A Fife MP who was suspended from the SNP amid anti-Semitism claims during the last election campaign has been readmitted to the party.
Neale Hanvey hit the headlines back in November when he was stripped of his SNP candidacy for the Kirkcaldy and Cowdenbeath constituency just weeks before the general election, in which he had been widely expected to unseat Labour shadow Scottish secretary Lesley Laird.
Mr Hanvey was suspended from the party pending disciplinary action after allegedly anti-Semitic social media posts came to light.
However, the former Fife councillor still triumphed over Mrs Laird standing as an independent in one of the country’s most marginal seats.
Six months on, Mr Hanvey has now rejoined the SNP group at Westminster after meeting conditions laid out by the party’s member conduct committee.
Those included Mr Hanvey completing an education course at a Holocaust centre, meeting with Scotland’s Jewish community, and apologising.

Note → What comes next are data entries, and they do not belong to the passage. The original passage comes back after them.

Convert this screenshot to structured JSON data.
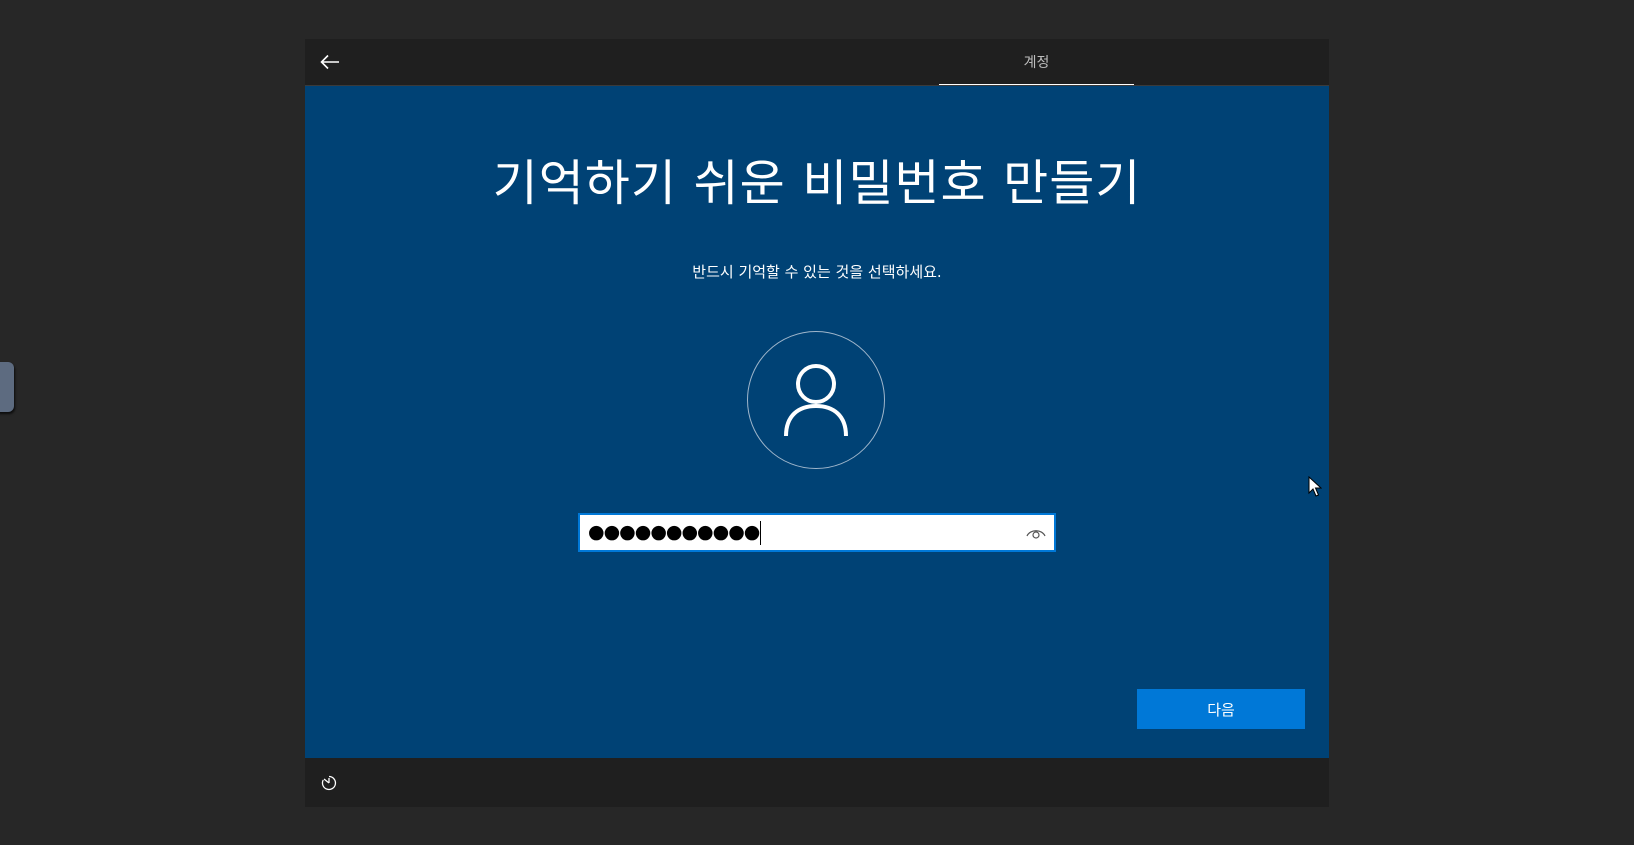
{
  "header": {
    "back_icon": "arrow-left-icon",
    "tab_label": "계정"
  },
  "main": {
    "title": "기억하기 쉬운 비밀번호 만들기",
    "subtitle": "반드시 기억할 수 있는 것을 선택하세요.",
    "avatar_icon": "person-icon",
    "password": {
      "masked_value": "●●●●●●●●●●●",
      "reveal_icon": "eye-icon"
    },
    "next_label": "다음"
  },
  "footer": {
    "ease_of_access_icon": "ease-of-access-icon"
  },
  "colors": {
    "content_bg": "#004275",
    "chrome_bg": "#1f1f1f",
    "accent": "#0078d7",
    "desktop_bg": "#272727"
  }
}
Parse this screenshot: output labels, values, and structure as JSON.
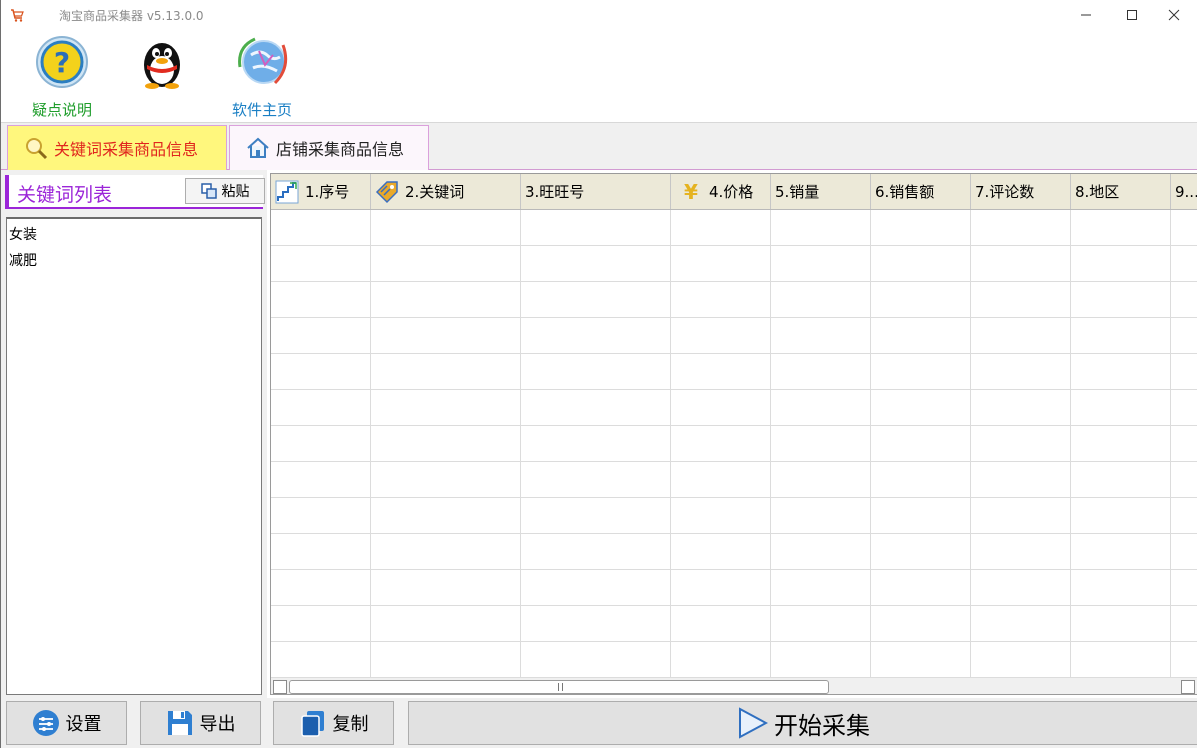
{
  "window": {
    "title": "淘宝商品采集器 v5.13.0.0",
    "controls": {
      "minimize": "—",
      "maximize": "☐",
      "close": "✕"
    }
  },
  "toolbar": {
    "help_label": "疑点说明",
    "qq_label": "",
    "home_label": "软件主页"
  },
  "tabs": [
    {
      "label": "关键词采集商品信息",
      "icon": "search-icon",
      "active": true
    },
    {
      "label": "店铺采集商品信息",
      "icon": "home-icon",
      "active": false
    }
  ],
  "keyword_panel": {
    "title": "关键词列表",
    "paste_label": "粘贴",
    "keywords": [
      "女装",
      "减肥"
    ]
  },
  "grid": {
    "columns": [
      {
        "label": "1.序号",
        "icon": "stairs-icon"
      },
      {
        "label": "2.关键词",
        "icon": "tag-icon"
      },
      {
        "label": "3.旺旺号",
        "icon": ""
      },
      {
        "label": "4.价格",
        "icon": "yen-icon"
      },
      {
        "label": "5.销量",
        "icon": ""
      },
      {
        "label": "6.销售额",
        "icon": ""
      },
      {
        "label": "7.评论数",
        "icon": ""
      },
      {
        "label": "8.地区",
        "icon": ""
      },
      {
        "label": "9...",
        "icon": ""
      }
    ],
    "row_count": 13
  },
  "bottom": {
    "settings_label": "设置",
    "export_label": "导出",
    "copy_label": "复制",
    "start_label": "开始采集"
  },
  "colors": {
    "active_tab_bg": "#fff77d",
    "active_tab_text": "#e0261e",
    "accent_purple": "#9b25d8",
    "header_bg": "#ece9d8"
  }
}
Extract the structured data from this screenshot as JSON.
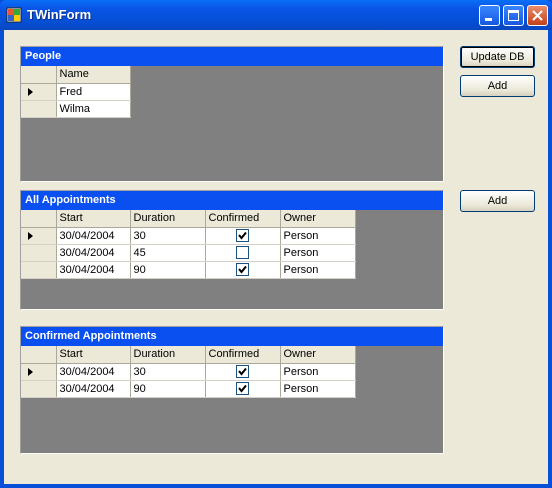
{
  "window": {
    "title": "TWinForm"
  },
  "buttons": {
    "update_db": "Update DB",
    "add_person": "Add",
    "add_appointment": "Add"
  },
  "people": {
    "caption": "People",
    "columns": [
      "Name"
    ],
    "rows": [
      {
        "name": "Fred",
        "current": true
      },
      {
        "name": "Wilma",
        "current": false
      }
    ]
  },
  "all_appointments": {
    "caption": "All Appointments",
    "columns": [
      "Start",
      "Duration",
      "Confirmed",
      "Owner"
    ],
    "rows": [
      {
        "start": "30/04/2004",
        "duration": "30",
        "confirmed": true,
        "owner": "Person",
        "current": true
      },
      {
        "start": "30/04/2004",
        "duration": "45",
        "confirmed": false,
        "owner": "Person",
        "current": false
      },
      {
        "start": "30/04/2004",
        "duration": "90",
        "confirmed": true,
        "owner": "Person",
        "current": false
      }
    ]
  },
  "confirmed_appointments": {
    "caption": "Confirmed Appointments",
    "columns": [
      "Start",
      "Duration",
      "Confirmed",
      "Owner"
    ],
    "rows": [
      {
        "start": "30/04/2004",
        "duration": "30",
        "confirmed": true,
        "owner": "Person",
        "current": true
      },
      {
        "start": "30/04/2004",
        "duration": "90",
        "confirmed": true,
        "owner": "Person",
        "current": false
      }
    ]
  }
}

“The past six months has been a journey for me, and I am delighted to announce that I have been welcomed back into the SNP and the SNP parliamentary group this week,” Mr Hanvey said in a statement.
“I would like to express my sincere gratitude to everyone who has supported me through this challenging time, and to the Antisemitism Policy Trust for their engagement and guidance over the past few months.
“I look forward to being part of the strong SNP representation in Parliament as I continue my work as an MP standing up for my constituents and Scotland.”
Mr Hanvey was suspended during the campaign after it emerged he had shared a post on Facebook in 2016 which included an image of billionaire George Soros as a puppet master controlling world leaders and made another post which drew parallels between the treatment of Palestinians and the “unconscionable treatment” of Jews in World War Two.
Mr Hanvey issued an “unequivocal” apology, saying he wanted to “seek to make amends for these dreadful errors of judgement with the Jewish community”, but he was suspended by the SNP.
It was too late for him to be replaced on the ballot paper for December’s election, and he took the seat from Mrs Laird, winning 16,568 votes to his Labour opponent’s 15,325.